I bought an 80D so I could have a good all-around DSLR and I was thrilled to see that John just did this class. This is my 3rd class of John's and it was just as great as the others. I now understand what each of the menu settings means and which ones are the best for me. John is an excellent instructor, no matter what your photography skill level is. Thanks, John!
Awesome class!!! First watched "How to choose your first DSLR camera" and decide on the Canon EOS 80D based on my needs and what I want to accomplish in the future. I have ordered the camera but have not recieved it yet but I still watched the class. Even though I didn't have the camera in hand I feel that I have a good understanding and feel for it already. The class is very informative and I would advise it to anyone who plans to or has purchased this camera. Great job John!!! Thanks for sharing your knowledge with all of us.
Scott Ace Nielsen

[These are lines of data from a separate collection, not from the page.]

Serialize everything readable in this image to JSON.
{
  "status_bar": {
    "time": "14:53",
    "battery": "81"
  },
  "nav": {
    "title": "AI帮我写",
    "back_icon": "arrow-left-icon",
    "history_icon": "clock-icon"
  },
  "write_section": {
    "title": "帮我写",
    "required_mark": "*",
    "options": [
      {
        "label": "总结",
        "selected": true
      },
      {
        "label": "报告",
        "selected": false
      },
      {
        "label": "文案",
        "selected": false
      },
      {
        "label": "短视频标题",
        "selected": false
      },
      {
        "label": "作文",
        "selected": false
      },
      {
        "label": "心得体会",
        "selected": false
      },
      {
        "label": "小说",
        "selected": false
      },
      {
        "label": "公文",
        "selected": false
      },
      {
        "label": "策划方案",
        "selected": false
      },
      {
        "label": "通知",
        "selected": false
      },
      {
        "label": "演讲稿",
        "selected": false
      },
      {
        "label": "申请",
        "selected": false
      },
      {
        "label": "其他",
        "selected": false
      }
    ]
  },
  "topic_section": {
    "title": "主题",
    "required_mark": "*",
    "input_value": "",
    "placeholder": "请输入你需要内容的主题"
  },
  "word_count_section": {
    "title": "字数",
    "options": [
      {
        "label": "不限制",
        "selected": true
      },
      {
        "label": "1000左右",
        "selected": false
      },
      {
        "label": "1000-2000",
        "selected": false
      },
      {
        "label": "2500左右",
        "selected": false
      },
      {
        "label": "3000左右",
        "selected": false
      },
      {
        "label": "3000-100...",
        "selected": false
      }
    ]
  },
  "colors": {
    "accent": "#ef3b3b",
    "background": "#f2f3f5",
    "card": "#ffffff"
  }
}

I just purchased my Canon 80D and also this course, and I am so glad I did. It is truly a perfect virtual owners manual that I can watch any time. John Greengo is am awesome presenter and this is the second course of his that I have purchased so far. ..Well worth the cost, thank you!